One of the two journalists arrested in Northern Ireland over a film naming alleged suspects in the Loughinisland Massacre has said he would “completely change” the way he works online given the chance again.
Trevor Birney, who produced the 2017 documentary No Stone Unturned working alongside journalist Barry McCaffrey, also said he feared their arrests would have a “chill factor” on journalists in Northern Ireland.
The pair were arrested on 31 August last year on suspicion of theft of a document which is featured in the film, and of breaching the Official Secrets Act by putting it into the public domain.
The document, a draft report from 2008 by the Police Ombudsman for Northern Ireland, was leaked to McCaffrey by an anonymous source. It contained the names of suspects, made public for the first time in their film.
Six men were murdered in the Loughinisland Massacre, and another five wounded, when gunmen opened fire at a pub where people were watching Ireland play in the World Cup on 18 June 1994.

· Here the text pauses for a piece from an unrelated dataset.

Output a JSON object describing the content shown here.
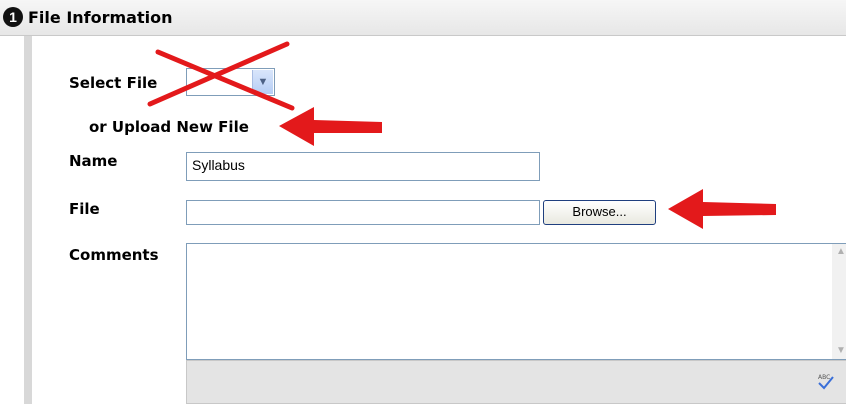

Several men were arrested in connection with the killing, but no one was ever charged.
A Police Ombudsman report, made public in 2016, claimed there had been collusion between the Royal Ulster Constabulary and the Ulster Volunteer Force killers. This was separate from the unpublished draft report.
Speaking at a screening of the film at City University last night, the men – who are still on police bail – were asked if they would have changed their practices during the investigation to stop police grabbing their journalistic material.
Birney said: “The question’s very pertinent for [the younger] generation of journalists because we all use mobile phones, we all use Whatsapp, email, to share information and we were no different.
“I think that absolutely if I could go back three or four years I would completely change the way that we do our business.”
When police raided investigative outfit The Detail’s Belfast offices as part of the raid on the journalists on 31 August, they were able to “suck every single piece of information out”, Birney said, even though only 2.5 per cent related to the Loughinisland investigation.
“So they have 97.5 per cent of that information that has absolutely nothing to do with this film but it is a lot to do with sensitive sources, sensitive interviews, sensitive material we’ve been gathering for many years,” he added.
“We didn’t really foresee the day that police would [come into the office and take all this information] so absolutely there’s a real challenge, particularly to your generation, around how you maintain the integrity and protection of sources but still carry around these things in our pockets and not do anything to compromise your sources.”
McCaffrey emphasised the importance of source protection, saying that he did not know who leaked him the document, but that if he did, he would not have divulged their identity to the police “or anybody else”.
He said: “We have an obligation to protect our sources at all costs. Do not break that. People trust you. People give you information on the understanding that you’re going to protect them, so protect your sources at all costs.”
Birney also said that there is little investigative journalism taking place in Northern Ireland and he feared his and McCaffrey’s arrests wouldn’t help.
“In Belfast, I think we are very similar to any other city in the UK or Ireland and indeed in the western world in that there just aren’t enough people like Barry McCaffrey. We really only have the BBC that is really a fully-functioning investigative journalism unit.”
Birney praised The Detail, where McCaffrey is a senior reporter in a small team of about six investigative journalists, but said the print newspaper environment is “just very similar to anywhere else”.
“I think there are very few resources and very few people who really spend any amount of time investigating and that has created a frame for why this film then hit a raw nerve, because if you’re a senior police officer in Northern Ireland and the BBC are not investigating the massacre in the way that we did, well then you can relax,” he went on.
“This film was like a wrecking ball, not only that comes into Northern Ireland but that is released across the world and is still playing at film festivals and is available on Amazon Prime. That really tells a story to the world that they really weren’t expecting to happen.
“So I think that the environment in Belfast for journalists is not good and I think that there is no doubt that this will have a chill factor because I think that any investigative journalist… would have to question whether to go after and investigate these issues and have police come through the door at 7am in front of their families.”
Birney revealed the morning of the arrests was his eight-year-old daughter’s first day back at school, and that she became “very agitated” when police arrived at his family home.
McCaffrey was alone at home when picked up by police and only realised the seriousness of what had happened after his fingerprints and DNA were taken and he was put in a cell, he said.
But, when he heard Birney’s voice as he was brought down the corridor, he said “it was like the birds singing in summer because [it meant] I’m not on my own”.
The two men were bailed for a second time in March, and are due to report back to a Belfast police station on 6 September for further questioning.
Amnesty International’s Northern Ireland programme director Patrick Corrigan said in a statement today: “Amnesty is deeply concerned at the arrests of two of the most widely-respected journalists in Northern Ireland, and the seizure of documents and computer equipment.
“The arrest of has sent a shiver of fear through media across Northern Ireland and we are in no doubt that press freedom is now at grave risk.”
Picture: Liam McBurney/PA Wire